[7] Das Gupta, S., Mekjian, A.Z. and Tsang, B. (2001)
Symmetry and surface symmetry energies in finite nuclei.
Advances in Nuclear Physics, 26, 89.
[8] Mishustin, I.N. (1998) Fluctuations near the deconfine-
ment phase transition boundary. Nuclear Physics A, 630,
111-125. doi:10.1016/S0375-9474(97)00748-3
[9] Belkacem, M., Latora, V. and Bonasera, A. (1995) Criti-
cal evolution of a finite system. Physical Review C, 52,
271-285. doi:10.1103/PhysRevC.52.271
[10] Colonna, M. and Chomaz, Ph. (1998) Quantal effects on
growth of instabilities in nuclear matter. Physical Review
B, 436, 1-9. doi:10.1016/S0370-2693(98)00882-X
[11] Finocchiaro, P., Belkacem, M., Kubo, T., Latora, V. and
Bonasera, A. (1996) The nuclear liquid-gas phase transi-
tion within fermionic molecular dynamics. Nuclear
Physics A, 600, 236-250.
[12] Ohnishi, A. and Randrup, J. (1997) Quantum fluctuation
effects on nuclear fragment formation. Physical Review B,
394, 260-268. doi:10.1016/S0370-2693(97)00032-4
[13] Sugawa, Y. and Horiuchi, H. (1999) Nucleon-induced
fragment formation with antisymmetrized molecular dy-
namics. Physical Review C, 60, 064613-054621.
[14] Colonna, M. andChomaz, Ph. (1994) Unstable infinite
nuclear matter in stochastic mean field approach. Physi-
cal Review C, 49, 1908.
[15] Baran, V., Colonna, M., Di Toro, M. and Larionov, A.B.
(1998) Fragment isotope distributions and the isospin
dependent equation. Nuclear Physics A, 632, 287-303.
[16] Guarnera, A., Colonna, M. and Chomaz, Ph. (1996) Iso-

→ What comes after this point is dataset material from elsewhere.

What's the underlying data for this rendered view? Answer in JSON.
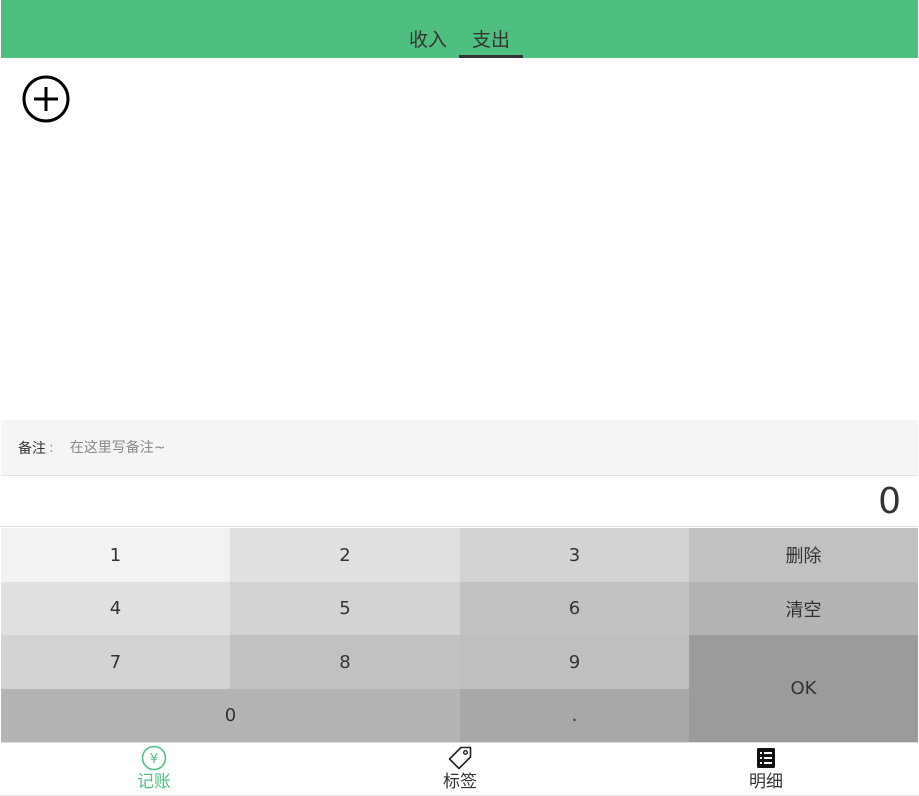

spin effects in nuclear fragmentation. Physics Letters B,
373, 267-274. doi:10.1016/0370-2693(96)00152-9
[17] Ayik, S. and Colonna, M. (1995) Quantal effects on
growth of instabilities in nuclear matter. Physical Review
B, 353, 417-421. doi:10.1016/0370-2693(95)00596-D
[18] Dorso, C.O., Duarte, S. and Randrup, J. (1987) Classical
simulation of the fermi gas. Physics Letters B, 188, 287-294.
[19] Maruyama, T. Niita, K., Oyamatsu, K. Maruyama, T.,
Chiba, S. and Iwamoto, A. (1998) Quantum molecular
dynamics approach to the nuclear matter below the satu-
ration density. Physical Review C, 57, 655-665.
[20] Chikazumi, S., Maruyama, T., Chiba, S., Niita, K. and
Iwamoto, A. (2001) Quantum molecular dynamics simu-
lation of expanding nuclear matter and nuclear multi-
fragmentation. Physical Review C, 63, 024602.
[21] Holian B.L. and Grady, D.E. (1988) Fragmentation by
molecular dynamics: The microscopic ‘‘big bang”. Phy-
sical Review Letters, 60, 1355-1358.
[22] Reisdorf, W.et al., (1997) Central collisions of Au on Au
at 150-A/Mev, 250-A/Mev and 400-A/Mev. Nuclear
Physics A, 612, 493-556.